Genevieve Clay-Smith, filmmaker, actress, and founder of Bus Stop Films

Nakkiah Lui, writer, actress, and aboriginal activist

eL Seed, “calligraffiti” artist

Sarah Feeley, filmmaker and documentarian behind Raising Ryland

Mynette Louie, film producer and president of Game Changer Films

Inua Ellams, poet, playwright, performer, and graphic artist

Clinton Walker, music journalist and author of Buried Country

Ivan Moraes, filmmaker, producer, and activist

Tania El Khoury, performance artist

Maria Court, Rosemarie Lerner, Sebastian Melo, and Ewan Cass-Kavanaugh, team behind Chaka Studio and The Quipu Project

Cat Harris-White and Stas Irons, music duo THEESatisfaction

Serge Attukwei Clottey, multimedia and performance artist

Zackary Drucker, artist, director, and cultural commentator

Haroon Gunn-Salie, artist

Hend Amry, writer, artist, and quick-witted Twitter commentator

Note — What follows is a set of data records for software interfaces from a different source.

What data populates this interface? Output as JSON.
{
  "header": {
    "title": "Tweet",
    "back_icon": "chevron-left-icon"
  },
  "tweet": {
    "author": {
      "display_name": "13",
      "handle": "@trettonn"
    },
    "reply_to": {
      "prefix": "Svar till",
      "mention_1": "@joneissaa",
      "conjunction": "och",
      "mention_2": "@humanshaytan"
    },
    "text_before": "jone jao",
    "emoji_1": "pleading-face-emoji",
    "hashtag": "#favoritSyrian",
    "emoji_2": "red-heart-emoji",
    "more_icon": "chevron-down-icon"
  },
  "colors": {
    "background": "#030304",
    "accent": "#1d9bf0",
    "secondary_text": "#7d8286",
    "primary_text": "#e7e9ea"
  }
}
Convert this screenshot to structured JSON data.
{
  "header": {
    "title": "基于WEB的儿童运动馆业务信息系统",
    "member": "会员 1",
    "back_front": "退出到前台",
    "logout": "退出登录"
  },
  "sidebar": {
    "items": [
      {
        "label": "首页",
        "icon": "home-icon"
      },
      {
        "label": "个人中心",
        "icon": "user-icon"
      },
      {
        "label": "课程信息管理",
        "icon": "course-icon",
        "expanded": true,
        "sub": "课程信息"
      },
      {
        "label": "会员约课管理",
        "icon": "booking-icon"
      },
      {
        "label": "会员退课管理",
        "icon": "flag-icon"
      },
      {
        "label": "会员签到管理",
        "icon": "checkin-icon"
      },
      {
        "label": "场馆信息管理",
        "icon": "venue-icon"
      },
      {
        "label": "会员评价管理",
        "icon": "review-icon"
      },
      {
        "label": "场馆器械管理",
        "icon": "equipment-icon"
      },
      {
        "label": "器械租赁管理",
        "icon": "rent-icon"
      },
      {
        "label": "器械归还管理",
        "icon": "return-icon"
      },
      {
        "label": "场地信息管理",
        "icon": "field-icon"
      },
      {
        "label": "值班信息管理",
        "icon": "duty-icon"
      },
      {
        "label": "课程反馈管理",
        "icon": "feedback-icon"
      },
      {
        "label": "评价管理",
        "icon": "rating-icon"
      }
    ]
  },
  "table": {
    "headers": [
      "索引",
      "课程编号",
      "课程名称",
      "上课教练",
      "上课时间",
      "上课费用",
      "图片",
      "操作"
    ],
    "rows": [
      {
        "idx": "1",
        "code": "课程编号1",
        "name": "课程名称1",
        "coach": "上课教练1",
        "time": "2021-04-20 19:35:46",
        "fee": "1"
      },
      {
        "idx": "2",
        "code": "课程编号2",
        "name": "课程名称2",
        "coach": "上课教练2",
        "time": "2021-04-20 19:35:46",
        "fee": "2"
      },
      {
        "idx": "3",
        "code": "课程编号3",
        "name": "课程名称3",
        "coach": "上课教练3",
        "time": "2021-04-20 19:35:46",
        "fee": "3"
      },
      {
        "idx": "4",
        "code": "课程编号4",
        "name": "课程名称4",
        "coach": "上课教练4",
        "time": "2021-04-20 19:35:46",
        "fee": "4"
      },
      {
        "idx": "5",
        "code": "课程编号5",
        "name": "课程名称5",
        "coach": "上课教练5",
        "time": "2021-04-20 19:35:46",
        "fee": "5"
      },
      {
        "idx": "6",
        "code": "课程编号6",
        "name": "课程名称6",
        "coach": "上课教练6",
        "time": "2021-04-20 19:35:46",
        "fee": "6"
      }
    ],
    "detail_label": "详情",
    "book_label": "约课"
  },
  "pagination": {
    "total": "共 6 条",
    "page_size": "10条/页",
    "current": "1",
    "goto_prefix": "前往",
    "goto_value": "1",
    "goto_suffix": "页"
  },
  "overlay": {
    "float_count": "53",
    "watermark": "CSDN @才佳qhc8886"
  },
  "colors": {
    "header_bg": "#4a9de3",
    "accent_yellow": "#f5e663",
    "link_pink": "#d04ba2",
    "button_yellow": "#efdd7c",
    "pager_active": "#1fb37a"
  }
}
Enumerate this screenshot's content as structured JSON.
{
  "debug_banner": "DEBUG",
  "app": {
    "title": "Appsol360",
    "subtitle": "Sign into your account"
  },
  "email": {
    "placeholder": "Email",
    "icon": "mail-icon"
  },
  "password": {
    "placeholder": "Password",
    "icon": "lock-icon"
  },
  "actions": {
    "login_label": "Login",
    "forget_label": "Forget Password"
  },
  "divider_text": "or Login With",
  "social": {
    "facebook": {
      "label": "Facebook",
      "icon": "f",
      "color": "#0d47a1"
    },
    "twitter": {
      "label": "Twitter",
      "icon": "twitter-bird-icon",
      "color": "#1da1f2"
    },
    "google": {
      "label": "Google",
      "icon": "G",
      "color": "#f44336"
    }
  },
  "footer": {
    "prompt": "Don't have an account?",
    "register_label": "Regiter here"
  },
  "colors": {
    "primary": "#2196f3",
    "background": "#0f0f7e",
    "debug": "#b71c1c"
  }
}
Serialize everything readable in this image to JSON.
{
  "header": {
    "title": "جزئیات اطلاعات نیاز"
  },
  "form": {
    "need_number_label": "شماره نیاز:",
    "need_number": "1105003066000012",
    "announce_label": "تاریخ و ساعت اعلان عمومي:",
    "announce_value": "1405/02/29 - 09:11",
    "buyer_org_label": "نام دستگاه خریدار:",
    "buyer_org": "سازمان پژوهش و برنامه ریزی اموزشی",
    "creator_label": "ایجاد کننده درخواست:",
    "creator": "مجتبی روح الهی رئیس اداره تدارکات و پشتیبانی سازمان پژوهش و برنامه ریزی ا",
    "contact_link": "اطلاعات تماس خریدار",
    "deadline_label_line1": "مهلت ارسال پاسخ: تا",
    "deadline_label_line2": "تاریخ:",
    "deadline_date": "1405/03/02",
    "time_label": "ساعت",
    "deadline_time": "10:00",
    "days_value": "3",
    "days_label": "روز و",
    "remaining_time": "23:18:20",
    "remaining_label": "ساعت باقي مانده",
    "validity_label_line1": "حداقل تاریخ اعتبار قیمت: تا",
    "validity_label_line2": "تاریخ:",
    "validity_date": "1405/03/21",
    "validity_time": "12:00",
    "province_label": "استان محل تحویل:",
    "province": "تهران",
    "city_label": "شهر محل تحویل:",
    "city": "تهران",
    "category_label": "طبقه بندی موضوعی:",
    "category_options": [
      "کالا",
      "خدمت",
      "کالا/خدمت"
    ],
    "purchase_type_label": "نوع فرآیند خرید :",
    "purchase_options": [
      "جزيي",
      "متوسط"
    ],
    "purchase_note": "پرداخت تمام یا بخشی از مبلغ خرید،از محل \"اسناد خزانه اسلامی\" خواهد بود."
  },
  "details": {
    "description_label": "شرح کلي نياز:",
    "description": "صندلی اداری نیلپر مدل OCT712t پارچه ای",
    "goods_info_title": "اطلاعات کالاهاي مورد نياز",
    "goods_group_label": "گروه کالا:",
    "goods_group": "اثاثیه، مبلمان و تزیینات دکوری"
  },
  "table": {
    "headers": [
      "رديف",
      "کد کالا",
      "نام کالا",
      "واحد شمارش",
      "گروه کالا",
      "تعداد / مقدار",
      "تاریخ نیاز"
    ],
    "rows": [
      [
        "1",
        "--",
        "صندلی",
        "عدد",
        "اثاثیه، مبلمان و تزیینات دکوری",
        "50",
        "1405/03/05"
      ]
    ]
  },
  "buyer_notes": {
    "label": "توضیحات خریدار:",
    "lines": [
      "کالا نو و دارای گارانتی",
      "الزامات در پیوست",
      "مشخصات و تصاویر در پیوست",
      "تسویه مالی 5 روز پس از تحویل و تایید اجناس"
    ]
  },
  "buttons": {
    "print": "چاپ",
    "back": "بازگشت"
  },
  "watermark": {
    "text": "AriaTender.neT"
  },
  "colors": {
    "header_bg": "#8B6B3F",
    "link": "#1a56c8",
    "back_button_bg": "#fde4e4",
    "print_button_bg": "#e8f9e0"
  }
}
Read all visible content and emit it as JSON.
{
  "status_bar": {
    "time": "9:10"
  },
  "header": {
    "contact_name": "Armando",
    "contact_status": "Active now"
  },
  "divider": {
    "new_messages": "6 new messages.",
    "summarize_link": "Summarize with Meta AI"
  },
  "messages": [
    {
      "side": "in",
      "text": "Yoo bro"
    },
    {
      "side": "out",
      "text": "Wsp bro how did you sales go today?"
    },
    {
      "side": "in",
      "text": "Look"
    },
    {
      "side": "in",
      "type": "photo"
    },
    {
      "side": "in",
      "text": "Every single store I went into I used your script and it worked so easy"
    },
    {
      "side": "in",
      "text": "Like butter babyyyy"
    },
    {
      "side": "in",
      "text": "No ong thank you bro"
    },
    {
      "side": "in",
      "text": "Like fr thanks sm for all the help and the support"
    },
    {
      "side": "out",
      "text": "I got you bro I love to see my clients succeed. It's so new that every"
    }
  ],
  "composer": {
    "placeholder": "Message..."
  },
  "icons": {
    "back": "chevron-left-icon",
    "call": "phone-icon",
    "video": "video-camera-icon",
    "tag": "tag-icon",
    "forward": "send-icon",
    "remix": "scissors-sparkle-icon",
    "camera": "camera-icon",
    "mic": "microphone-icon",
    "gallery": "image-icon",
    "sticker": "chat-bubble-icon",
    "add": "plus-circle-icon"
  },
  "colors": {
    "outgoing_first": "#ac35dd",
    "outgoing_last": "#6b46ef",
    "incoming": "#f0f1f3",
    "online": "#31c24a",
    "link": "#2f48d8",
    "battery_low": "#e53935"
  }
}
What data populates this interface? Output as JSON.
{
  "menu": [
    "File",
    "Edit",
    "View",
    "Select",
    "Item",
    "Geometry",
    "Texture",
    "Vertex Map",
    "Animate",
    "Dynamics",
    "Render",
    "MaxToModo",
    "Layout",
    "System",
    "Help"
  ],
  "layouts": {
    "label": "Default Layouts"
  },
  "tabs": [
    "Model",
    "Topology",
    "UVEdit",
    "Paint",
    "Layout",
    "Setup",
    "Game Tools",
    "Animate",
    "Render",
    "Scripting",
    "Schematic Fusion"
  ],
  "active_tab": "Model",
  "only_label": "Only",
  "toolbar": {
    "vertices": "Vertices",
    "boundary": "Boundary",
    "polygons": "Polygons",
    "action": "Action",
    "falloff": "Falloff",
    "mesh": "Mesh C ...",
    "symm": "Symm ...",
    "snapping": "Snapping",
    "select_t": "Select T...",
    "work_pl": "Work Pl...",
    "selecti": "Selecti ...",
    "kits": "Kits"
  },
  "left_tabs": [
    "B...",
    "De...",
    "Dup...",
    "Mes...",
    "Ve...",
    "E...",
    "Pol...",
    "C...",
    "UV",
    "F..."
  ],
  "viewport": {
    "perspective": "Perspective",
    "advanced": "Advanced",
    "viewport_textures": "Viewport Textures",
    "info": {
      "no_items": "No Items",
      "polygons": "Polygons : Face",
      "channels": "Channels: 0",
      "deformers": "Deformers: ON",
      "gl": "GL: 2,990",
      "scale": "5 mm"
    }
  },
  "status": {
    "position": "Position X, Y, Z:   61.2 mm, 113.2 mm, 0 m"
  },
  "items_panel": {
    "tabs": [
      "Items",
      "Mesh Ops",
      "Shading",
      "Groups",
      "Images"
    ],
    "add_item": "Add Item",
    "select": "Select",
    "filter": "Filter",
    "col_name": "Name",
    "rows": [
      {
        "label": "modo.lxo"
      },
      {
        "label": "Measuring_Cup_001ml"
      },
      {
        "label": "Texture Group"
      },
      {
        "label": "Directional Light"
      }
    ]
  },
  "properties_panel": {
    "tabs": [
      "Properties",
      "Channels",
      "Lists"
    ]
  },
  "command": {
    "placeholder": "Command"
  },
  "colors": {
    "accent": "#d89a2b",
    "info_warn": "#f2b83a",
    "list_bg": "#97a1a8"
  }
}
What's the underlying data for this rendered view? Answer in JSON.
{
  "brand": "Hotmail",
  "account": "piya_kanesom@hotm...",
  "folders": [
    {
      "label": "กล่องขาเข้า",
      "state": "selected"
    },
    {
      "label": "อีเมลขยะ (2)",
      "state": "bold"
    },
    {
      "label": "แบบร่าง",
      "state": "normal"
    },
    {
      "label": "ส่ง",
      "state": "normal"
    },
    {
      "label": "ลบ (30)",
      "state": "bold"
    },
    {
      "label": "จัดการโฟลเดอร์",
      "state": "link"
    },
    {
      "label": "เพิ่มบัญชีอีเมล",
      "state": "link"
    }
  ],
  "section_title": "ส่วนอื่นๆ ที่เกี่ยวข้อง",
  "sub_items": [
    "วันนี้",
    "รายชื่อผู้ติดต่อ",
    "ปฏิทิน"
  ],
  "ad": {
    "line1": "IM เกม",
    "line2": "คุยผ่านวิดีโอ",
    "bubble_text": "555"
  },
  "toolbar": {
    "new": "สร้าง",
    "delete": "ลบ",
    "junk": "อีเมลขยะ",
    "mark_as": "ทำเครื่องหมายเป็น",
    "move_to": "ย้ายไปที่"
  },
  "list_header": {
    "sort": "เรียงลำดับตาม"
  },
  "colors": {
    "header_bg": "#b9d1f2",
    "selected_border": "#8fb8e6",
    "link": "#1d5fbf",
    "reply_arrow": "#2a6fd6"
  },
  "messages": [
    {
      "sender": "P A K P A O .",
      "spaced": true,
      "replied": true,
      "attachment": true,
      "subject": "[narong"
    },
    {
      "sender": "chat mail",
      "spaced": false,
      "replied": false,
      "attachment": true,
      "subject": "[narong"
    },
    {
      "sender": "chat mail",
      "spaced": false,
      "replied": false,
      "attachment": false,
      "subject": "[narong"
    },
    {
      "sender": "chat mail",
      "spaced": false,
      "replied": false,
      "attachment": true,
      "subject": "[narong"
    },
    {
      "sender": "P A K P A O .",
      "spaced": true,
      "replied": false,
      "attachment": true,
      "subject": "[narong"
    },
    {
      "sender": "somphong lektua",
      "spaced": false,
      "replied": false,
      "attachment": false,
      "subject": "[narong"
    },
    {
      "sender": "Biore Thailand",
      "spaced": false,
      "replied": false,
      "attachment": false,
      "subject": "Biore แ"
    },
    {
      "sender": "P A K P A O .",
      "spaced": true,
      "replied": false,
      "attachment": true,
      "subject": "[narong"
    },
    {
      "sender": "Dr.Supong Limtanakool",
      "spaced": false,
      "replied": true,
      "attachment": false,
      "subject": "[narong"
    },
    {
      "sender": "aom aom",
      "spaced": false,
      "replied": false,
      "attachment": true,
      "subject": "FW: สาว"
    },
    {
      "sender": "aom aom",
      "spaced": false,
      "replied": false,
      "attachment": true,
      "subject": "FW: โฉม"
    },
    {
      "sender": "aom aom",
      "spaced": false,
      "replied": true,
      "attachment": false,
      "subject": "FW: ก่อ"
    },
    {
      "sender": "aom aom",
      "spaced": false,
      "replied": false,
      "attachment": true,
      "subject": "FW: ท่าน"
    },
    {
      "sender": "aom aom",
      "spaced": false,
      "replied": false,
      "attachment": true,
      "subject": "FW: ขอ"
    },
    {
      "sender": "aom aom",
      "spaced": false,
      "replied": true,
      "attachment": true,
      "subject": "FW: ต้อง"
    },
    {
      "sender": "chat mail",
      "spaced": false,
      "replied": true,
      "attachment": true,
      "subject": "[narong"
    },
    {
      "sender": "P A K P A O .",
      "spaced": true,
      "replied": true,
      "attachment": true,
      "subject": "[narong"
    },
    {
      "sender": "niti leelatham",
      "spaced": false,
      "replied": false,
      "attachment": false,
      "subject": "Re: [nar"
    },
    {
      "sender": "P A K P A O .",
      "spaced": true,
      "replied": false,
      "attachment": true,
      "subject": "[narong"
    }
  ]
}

Doreen St. Félix, writer and editor

via Gage Skidmore / Flickr

If you are totally ready to move on from Donald Trump, you're not alone. According to a report last April from the Wason Center National Survey of 2020 Voters, "President Trump will be the least popular president to run for reelection in the history of polling."

Yes, you read that right, "history of polling."

Keep Reading Show less
via Around the NFL / Twitter

After three years on the sidelines, Colin Kapernick will be working out for multiple NFL teams on Saturday, November 16 at the Atlanta Falcons facility.

The former 49er quarterback who inflamed the culture wars by peacefully protesting against social injustice during the national anthem made the announcement on Twitter Tuesday.

Kaepernick is scheduled for a 15-minute on-field workout and an interview that will be recorded and sent to all 32 teams. The Miami Dolphins, Dallas Cowboys, and Detroit Lions are expected to have representatives in attendance.

RELATED: Joe Namath Says Colin Kaepernick And Eric Reid Should Be Playing In The NFL

"We like our quarterback situation right now," Miami head coach, Brian Flores said. "We're going to do our due diligence."

NFL Insider Steve Wyche believes that the workout is the NFL's response to multiple teams inquiring about the 32-year-old quarterback. A league-wide workout would help to mitigate any potential political backlash that any one team may face for making an overture to the controversial figure.

Kapernick is an unrestricted free agent (UFA) so any team could have reached out to him. But it's believed that the interested teams are considering him for next season.

RELATED: Video of an Oakland train employee saving a man's life is so insane, it looks like CGI

Earlier this year, Kaepernick and Carolina Panthers safety Eric Reid reached a financial settlement with the league in a joint collusion complaint. The players alleged that the league conspired to keep them out after they began kneeling during the national anthem in 2016.

Before the 2019 season, Kaepernick posted a video of himself working out on twitter to show he was in great physical condition and ready to play.

Kaepnick took the 49ers to the Super Bowl in 2012 and the NFC Championship game in 2013.

He has the 23rd-highest career passer rating in NFL history, the second-best interception rate, and the ninth-most rushing yards per game of any quarterback ever. In 2016, his career to a sharp dive and he won only of 11 games as a starter.


In the category of "claims to fame nobody wants," the United States can now add "exporter of white supremacist ideology" to its repertoire. Super.

Russell Travers, acting director of the National Counterterrorism Center, made this claim in a briefing at The Washington Institute in Washington, D.C. "For almost two decades, the United States has pointed abroad at countries who are exporters of extreme Islamist ideology," Travers said. "We are now being seen as the exporter of white supremacist ideology. That's a reality with which we are going to have to deal."

Keep Reading Show less

Between Alexa, Siri, and Google, artificial intelligence is quickly changing us and the way we live. We no longer have to get up to turn on the lights or set the thermostat, we can find the fastest route to work with a click, and, most importantly, tag our friends in pictures. But interacting with the world isn't the only thing AI is making easier – now we can use it save the world, too.

Keep Reading Show less
Good News